What is the benefit to you of working through Integral?
We see big benefits working through Integral. We love Integral! We’ve appreciated their efforts and the investment in relationship over time and through partnership. I think it’s amazing that they can bring together so many different organisations with the same heart and get them all focused around supporting one organisation like ours. To me that’s unheard of. We also appreciate their specific, intentional efforts to pray for us. We feel like we are not alone.
Over the years we’ve worked with nine Integral Members on a joint response and we highly value the vast experience they bring to this ministry. We also appreciate the efficiency of materials and visits to the field being shared. This then enables us to concentrate on doing what we do best. It’s also good to have ideas to bounce around to those we can trust. Because different integral Members have histories in this region, we get a well-rounded multi-faceted perspective. Integral Members are willing to listen and we feel they genuinely care about us.
In addition, there is a range of compliance measures in place that push up to develop our systems to be better while taking a fresh look at things. Also, because we are working through the churches in a protracted crisis there are ongoing, complex issues in which a lot of learnings are being made. We are able to draw on the history Integral Members have had in different environments.
What are some results? Any stories or case studies?
I think a lot of the programmes Integral Members are involved in are very complementary. World Renew’s food programme builds on a Tearfund UK’s winter programme, which complements a ZOA child-friendly space. All come together to present a holistic package. We also really like how Integral Members talk to each other and coordinate their visits and programme cycles. Recently, Integral was here in Lebanon, meeting with us for four days and we found that mutually beneficial.
What is the main challenge?
One of our main challenges is that each organisation seems to have a different fiscal year, funding cycle, needs and requirements. Another challenge is that this is a protracted crisis. What does this look like in terms of ongoing funding? Will people continue giving? The situation is only getting worse but can our partners at Integral maintain that interest and keep telling that story to have people continue to help? The needs are vast - the churches we know have enough resources to give 50 families a food voucher but 500 families are knocking at their door. There is no such thing as office hours for a pastor. They come to their door. That’s a lot of pressure for the churches we work with.
What is your hope for the future with this coordinated way of working with Integral Members?
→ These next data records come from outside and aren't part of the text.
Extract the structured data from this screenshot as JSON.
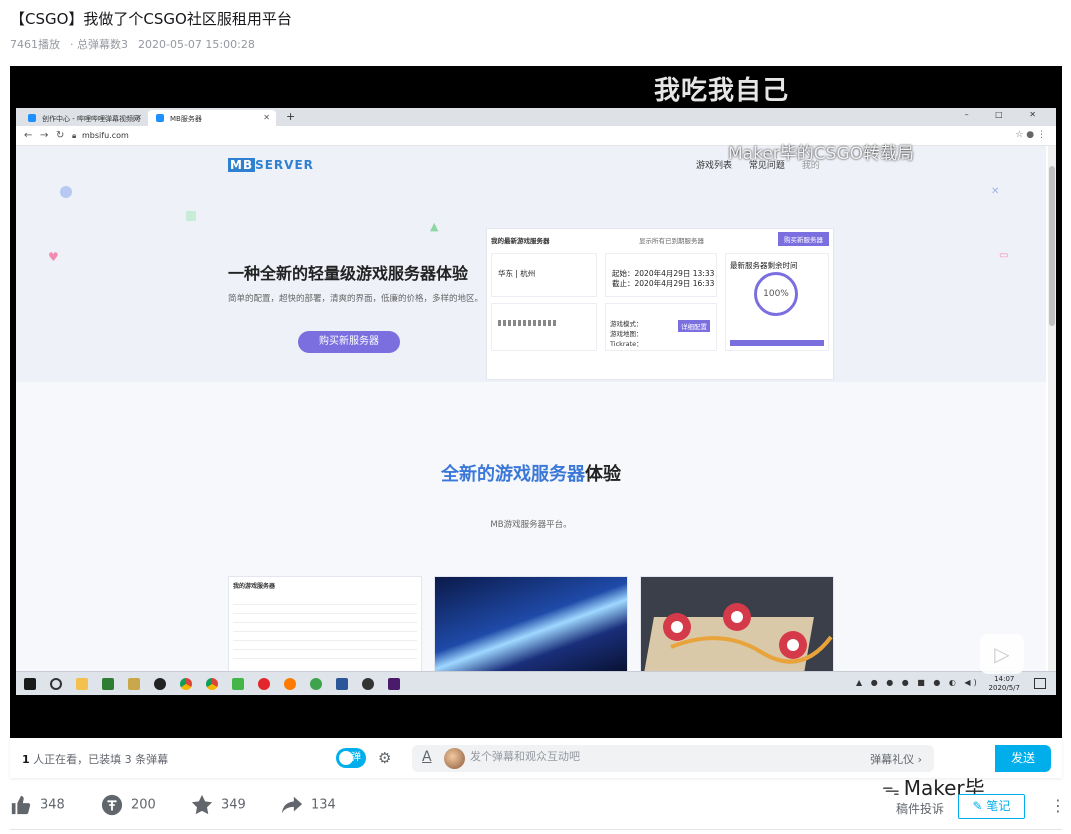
{
  "video": {
    "title": "【CSGO】我做了个CSGO社区服租用平台",
    "plays": "7461播放",
    "danmaku_total": "· 总弹幕数3",
    "date": "2020-05-07 15:00:28"
  },
  "overlay": {
    "caption": "我吃我自己",
    "watermark": "Maker毕的CSGO转载局"
  },
  "browser": {
    "tabs": [
      {
        "label": "创作中心 - 哔哩哔哩弹幕视频网"
      },
      {
        "label": "MB服务器"
      }
    ],
    "new_tab": "+",
    "window_controls": "–  □  ✕",
    "url": "mbsifu.com",
    "site": {
      "logo_mb": "MB",
      "logo_server": "SERVER",
      "nav": [
        "游戏列表",
        "常见问题",
        "我的"
      ],
      "hero_heading": "一种全新的轻量级游戏服务器体验",
      "hero_desc": "简单的配置，超快的部署，清爽的界面，低廉的价格，多样的地区。",
      "buy_button": "购买新服务器",
      "dashboard": {
        "title": "我的最新游戏服务器",
        "checkbox": "显示所有已到期服务器",
        "buy": "购买新服务器",
        "region": "华东 | 杭州",
        "start": "起始：2020年4月29日 13:33",
        "end": "截止：2020年4月29日 16:33",
        "remaining_title": "最新服务器剩余时间",
        "percent": "100%",
        "mode_label": "游戏模式：",
        "map_label": "游戏地图：",
        "tickrate_label": "Tickrate：",
        "detail_btn": "详细配置"
      },
      "section2_heading_blue": "全新的游戏服务器",
      "section2_heading_dark": "体验",
      "section2_sub": "MB游戏服务器平台。",
      "thumb1_title": "我的游戏服务器"
    },
    "clock_time": "14:07",
    "clock_date": "2020/5/7"
  },
  "player_controls": {
    "viewers_count": "1",
    "viewers_text": " 人正在看，已装填 3 条弹幕",
    "danmaku_toggle": "弹",
    "danmaku_font_icon": "A",
    "danmaku_placeholder": "发个弹幕和观众互动吧",
    "danmaku_etiquette": "弹幕礼仪 ›",
    "send": "发送"
  },
  "actions": {
    "like": "348",
    "coin": "200",
    "favorite": "349",
    "share": "134",
    "report": "稿件投诉",
    "note": "笔记",
    "watermark": "Maker毕"
  },
  "colors": {
    "accent": "#00aeec",
    "purple": "#7b6fe0"
  }
}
We hope for continued engagement in a complementary and unified way. We recognise that not everyone can predict what funds they can raise through our engagement. We know there will be ebbs and flows but we want to continue our work in a dedicated, purposeful way.
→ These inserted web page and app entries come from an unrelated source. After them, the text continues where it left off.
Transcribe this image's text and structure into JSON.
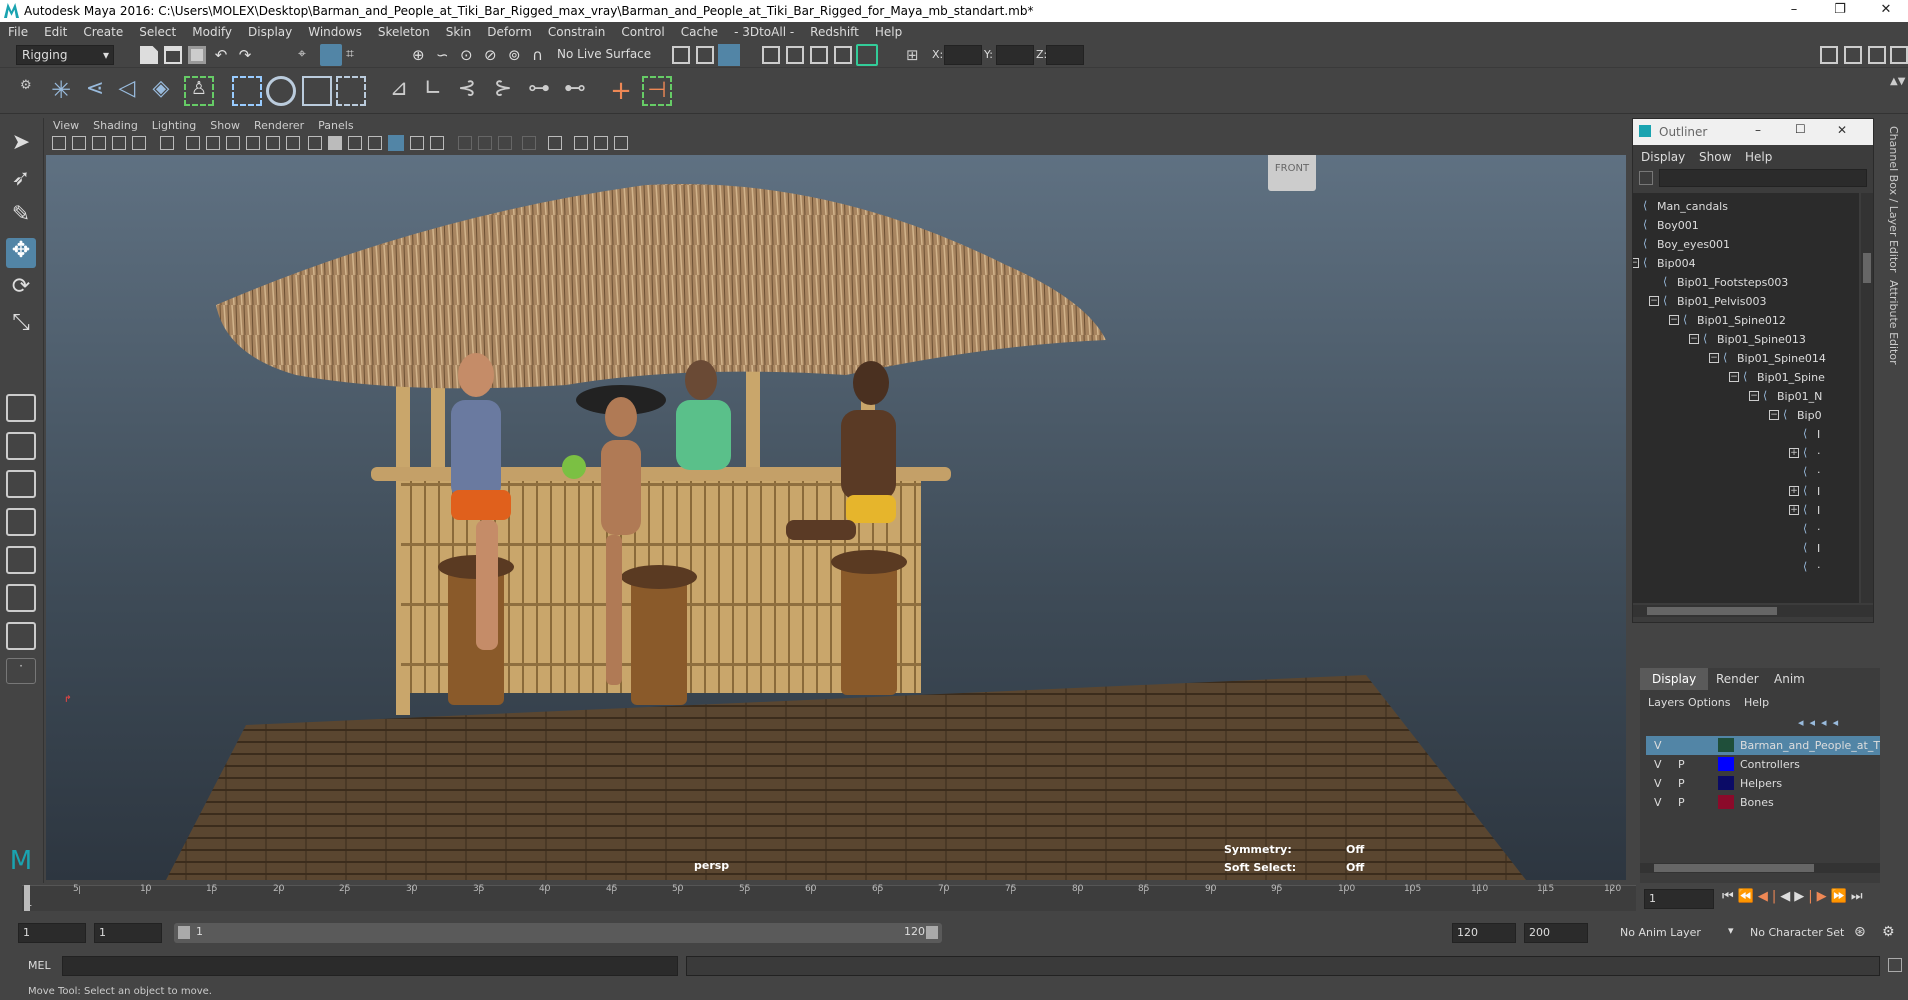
{
  "window": {
    "title": "Autodesk Maya 2016: C:\\Users\\MOLEX\\Desktop\\Barman_and_People_at_Tiki_Bar_Rigged_max_vray\\Barman_and_People_at_Tiki_Bar_Rigged_for_Maya_mb_standart.mb*",
    "minimize": "–",
    "restore": "❐",
    "close": "✕"
  },
  "menu": [
    "File",
    "Edit",
    "Create",
    "Select",
    "Modify",
    "Display",
    "Windows",
    "Skeleton",
    "Skin",
    "Deform",
    "Constrain",
    "Control",
    "Cache",
    "- 3DtoAll -",
    "Redshift",
    "Help"
  ],
  "status": {
    "menuset": "Rigging",
    "live_surface": "No Live Surface",
    "x_label": "X:",
    "y_label": "Y:",
    "z_label": "Z:"
  },
  "panel_menu": [
    "View",
    "Shading",
    "Lighting",
    "Show",
    "Renderer",
    "Panels"
  ],
  "viewport": {
    "camera": "persp",
    "viewcube": "FRONT",
    "symmetry_label": "Symmetry:",
    "symmetry_value": "Off",
    "soft_select_label": "Soft Select:",
    "soft_select_value": "Off"
  },
  "outliner": {
    "title": "Outliner",
    "menu": [
      "Display",
      "Show",
      "Help"
    ],
    "items": [
      {
        "label": "Man_candals",
        "depth": 0
      },
      {
        "label": "Boy001",
        "depth": 0
      },
      {
        "label": "Boy_eyes001",
        "depth": 0
      },
      {
        "label": "Bip004",
        "depth": 0,
        "exp": "−"
      },
      {
        "label": "Bip01_Footsteps003",
        "depth": 1
      },
      {
        "label": "Bip01_Pelvis003",
        "depth": 1,
        "exp": "−"
      },
      {
        "label": "Bip01_Spine012",
        "depth": 2,
        "exp": "−"
      },
      {
        "label": "Bip01_Spine013",
        "depth": 3,
        "exp": "−"
      },
      {
        "label": "Bip01_Spine014",
        "depth": 4,
        "exp": "−"
      },
      {
        "label": "Bip01_Spine",
        "depth": 5,
        "exp": "−"
      },
      {
        "label": "Bip01_N",
        "depth": 6,
        "exp": "−"
      },
      {
        "label": "Bip0",
        "depth": 7,
        "exp": "−"
      },
      {
        "label": "I",
        "depth": 8
      },
      {
        "label": "·",
        "depth": 8,
        "exp": "+"
      },
      {
        "label": "·",
        "depth": 8
      },
      {
        "label": "I",
        "depth": 8,
        "exp": "+"
      },
      {
        "label": "I",
        "depth": 8,
        "exp": "+"
      },
      {
        "label": "·",
        "depth": 8
      },
      {
        "label": "I",
        "depth": 8
      },
      {
        "label": "·",
        "depth": 8
      }
    ]
  },
  "layers": {
    "tabs": [
      "Display",
      "Render",
      "Anim"
    ],
    "menu": [
      "Layers",
      "Options",
      "Help"
    ],
    "rows": [
      {
        "v": "V",
        "p": "",
        "color": "#1f4f3a",
        "name": "Barman_and_People_at_Tiki_Ba",
        "selected": true
      },
      {
        "v": "V",
        "p": "P",
        "color": "#0000ff",
        "name": "Controllers",
        "selected": false
      },
      {
        "v": "V",
        "p": "P",
        "color": "#0b0b66",
        "name": "Helpers",
        "selected": false
      },
      {
        "v": "V",
        "p": "P",
        "color": "#8b0a2a",
        "name": "Bones",
        "selected": false
      }
    ]
  },
  "side_tabs": [
    "Channel Box / Layer Editor",
    "Attribute Editor"
  ],
  "timeline": {
    "ticks": [
      "5",
      "10",
      "15",
      "20",
      "25",
      "30",
      "35",
      "40",
      "45",
      "50",
      "55",
      "60",
      "65",
      "70",
      "75",
      "80",
      "85",
      "90",
      "95",
      "100",
      "105",
      "110",
      "115",
      "120"
    ],
    "start_tick": "1",
    "current_frame": "1"
  },
  "range": {
    "start": "1",
    "playback_start": "1",
    "slider_start": "1",
    "slider_end": "120",
    "end": "120",
    "anim_end": "200",
    "anim_layer": "No Anim Layer",
    "char_set": "No Character Set"
  },
  "cmd": {
    "label": "MEL"
  },
  "help": {
    "text": "Move Tool: Select an object to move."
  }
}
This is a long haul crisis and we hope there is a commitment to learning. We are dealing daily with the tension between the demands of best practice humanitarian standards seeking perfection versus what it actually looks like to work with a dedicated church partner in a long term crisis. I’d love to get some real learning out of that.
Photo: © Helen Manson 2017; 'Urban Beirut', where Merath/LSESD are based.